Last Friday, the bank put out a tender for the construction of additional 120-kilometre drainage systems for the Pandamatenga Farms.
The bank is the main sponsor of the farms. The other sponsors are the Botswana government and the beneficiaries themselves - the Pandamatenga farmers. ADB is sponsoring 86.78 percent of the total project cost, financing most of the costs associated with the civil works, all goods and services as well as certain operating costs. The government of Botswana’s contribution is 12.95 percent of project costs which include salaries of project staff, and construction of minor civil works. The farmers’ contribution amounts to 0.27 percent and is going towards operating cost and maintenance for farm machinery and associated equipment.
Although the Pandamatenga area offers great potential of agricultural productivity with its relatively high rainfall and fertile soil, the frequent flooding of the farms and lack of an all-weather road network constrains productivity.

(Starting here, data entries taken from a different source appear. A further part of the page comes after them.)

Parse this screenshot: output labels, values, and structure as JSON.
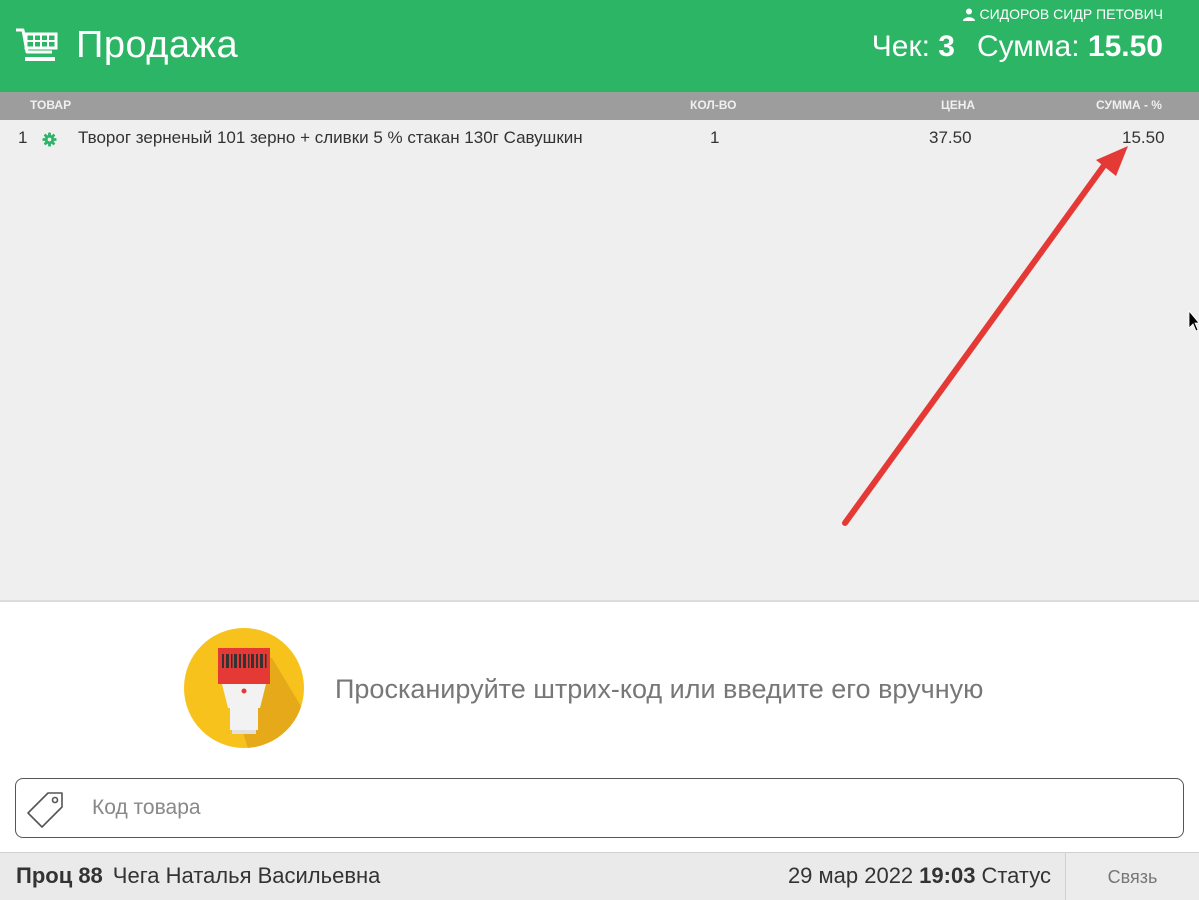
{
  "header": {
    "title": "Продажа",
    "user": "СИДОРОВ СИДР ПЕТОВИЧ",
    "check_label": "Чек:",
    "check_number": "3",
    "sum_label": "Сумма:",
    "sum_value": "15.50",
    "icon": "cart-icon",
    "user_icon": "person-icon"
  },
  "table": {
    "columns": {
      "product": "ТОВАР",
      "qty": "КОЛ-ВО",
      "price": "ЦЕНА",
      "sum": "СУММА - %"
    },
    "rows": [
      {
        "index": "1",
        "name": "Творог зерненый 101 зерно + сливки 5 % стакан 130г Савушкин",
        "qty": "1",
        "price": "37.50",
        "sum": "15.50",
        "icon": "gear-icon"
      }
    ]
  },
  "scan": {
    "prompt": "Просканируйте штрих-код или введите его вручную",
    "icon": "barcode-scanner-icon"
  },
  "input": {
    "placeholder": "Код товара",
    "value": "",
    "icon": "tag-icon"
  },
  "footer": {
    "proc_label": "Проц 88",
    "cashier": "Чега Наталья Васильевна",
    "date": "29 мар 2022",
    "time": "19:03",
    "status": "Статус",
    "link_label": "Связь"
  },
  "colors": {
    "header_bg": "#2bb565",
    "table_header_bg": "#9d9d9d",
    "body_bg": "#efefef",
    "annotation_arrow": "#e53935",
    "scanner_circle": "#f7c21b"
  }
}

A 1998 technical report highlighted water drainage works and internal access roads as long-term remedies and a detailed design report was subsequently produced in 2003. Thereafter, the government requested funding from AfDB in May 2006, following which various bank missions visited Botswana to collect additional information and consult with stakeholders. The objective of the project is to develop appropriate water control/drainage system and access road network in Pandamatenga. It is hoped that an efficient drainage infrastructure and favourable soil and weather conditions can play a vital role in meeting the national demand for cereal. It is further projected that the implementation of the project will contribute to the national food security targets of increasing the total crop production in Botswana by 20 percent in 2016.
On the whole, AfDB, which sees the project as “technically feasible, economically viable and socially desirable”, hopes that the development of water drainage and access road infrastructure, as well as providing technical support would lead to increased production, minimise crop losses and increase incomes of farmers. Overall, AfDB says that the project will allow increasing Botswana’s food security, agri-business development, improved employment and income creation of 60 jobs during construction phase and 600-750 seasonal jobs during operational phase and optimise its resilience to extreme natural events.

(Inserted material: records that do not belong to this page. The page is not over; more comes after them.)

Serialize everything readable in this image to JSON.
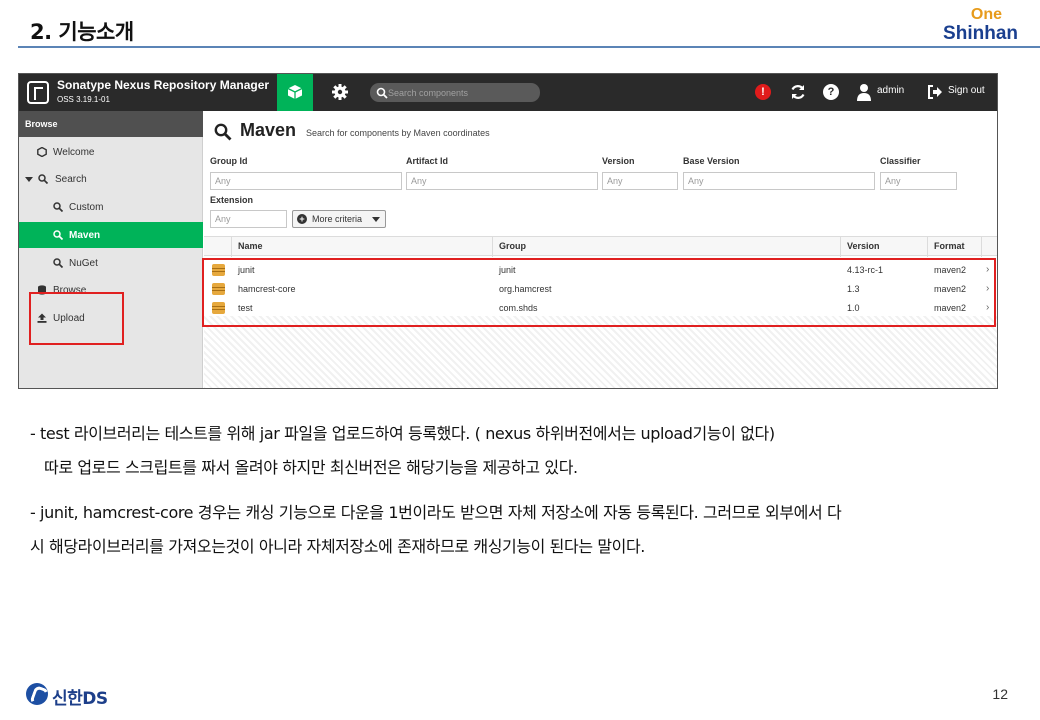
{
  "slide": {
    "title": "2. 기능소개",
    "brand_one": "One",
    "brand_shinhan": "Shinhan",
    "page_number": "12",
    "footer_logo": "신한DS"
  },
  "nexus": {
    "app_name": "Sonatype Nexus Repository Manager",
    "version": "OSS 3.19.1-01",
    "search_placeholder": "Search components",
    "alert_glyph": "!",
    "help_glyph": "?",
    "user": "admin",
    "signout": "Sign out",
    "sidebar": {
      "header": "Browse",
      "items": [
        {
          "label": "Welcome",
          "icon": "hexagon-icon"
        },
        {
          "label": "Search",
          "icon": "search-icon",
          "expanded": true
        },
        {
          "label": "Custom",
          "icon": "search-icon"
        },
        {
          "label": "Maven",
          "icon": "search-icon",
          "active": true
        },
        {
          "label": "NuGet",
          "icon": "search-icon"
        },
        {
          "label": "Browse",
          "icon": "database-icon"
        },
        {
          "label": "Upload",
          "icon": "upload-icon"
        }
      ]
    },
    "main": {
      "title": "Maven",
      "subtitle": "Search for components by Maven coordinates",
      "fields": {
        "group_id": {
          "label": "Group Id",
          "placeholder": "Any"
        },
        "artifact_id": {
          "label": "Artifact Id",
          "placeholder": "Any"
        },
        "version": {
          "label": "Version",
          "placeholder": "Any"
        },
        "base_version": {
          "label": "Base Version",
          "placeholder": "Any"
        },
        "classifier": {
          "label": "Classifier",
          "placeholder": "Any"
        },
        "extension": {
          "label": "Extension",
          "placeholder": "Any"
        }
      },
      "more_criteria": "More criteria",
      "plus_glyph": "+",
      "columns": [
        "Name",
        "Group",
        "Version",
        "Format"
      ],
      "rows": [
        {
          "name": "junit",
          "group": "junit",
          "version": "4.13-rc-1",
          "format": "maven2"
        },
        {
          "name": "hamcrest-core",
          "group": "org.hamcrest",
          "version": "1.3",
          "format": "maven2"
        },
        {
          "name": "test",
          "group": "com.shds",
          "version": "1.0",
          "format": "maven2"
        }
      ],
      "row_chevron": "›"
    }
  },
  "body": {
    "p1_line1": "- test 라이브러리는 테스트를 위해 jar 파일을 업로드하여 등록했다. ( nexus 하위버전에서는 upload기능이 없다)",
    "p1_line2": "따로 업로드 스크립트를 짜서 올려야 하지만 최신버전은 해당기능을 제공하고 있다.",
    "p2_line1": "- junit, hamcrest-core 경우는 캐싱 기능으로 다운을 1번이라도 받으면 자체 저장소에 자동 등록된다. 그러므로 외부에서 다",
    "p2_line2": "시 해당라이브러리를 가져오는것이 아니라 자체저장소에 존재하므로 캐싱기능이 된다는 말이다."
  },
  "colors": {
    "nexus_green": "#00b359",
    "nexus_header": "#2a2a2a",
    "highlight_red": "#e02020",
    "shinhan_blue": "#1a3f8f",
    "one_orange": "#e79b1b"
  }
}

The ministry of agriculture is executing agency through the department of crop production. The project will be implemented within the existing framework established by the government for Pandamatenga farms.
For the latest bid, the bank does not have the small business person in mind. Bids, which must be delivered to ministry headquarters in Gaborone by March 3, must be accompanied by a security deposit of P3 million and some procurement of civil works will be carried out under international competitive bidding rules. However, temporary works are being procured using Botswana’s national bidding procedures. The construction period for the drainage system is exactly two years.
Cooperation between the African Development Bank and Botswana dates back to 1972. As of October 2012, the Bank had financed 50 operations (41 loan projects, seven institutional support operations, and two studies) valued at approximately US$2.1 billion. The Botswana projects that the bank has funded are primarily in the areas of infrastructure (power, transport, water and sanitation, communication), agriculture, finance and multi-sector.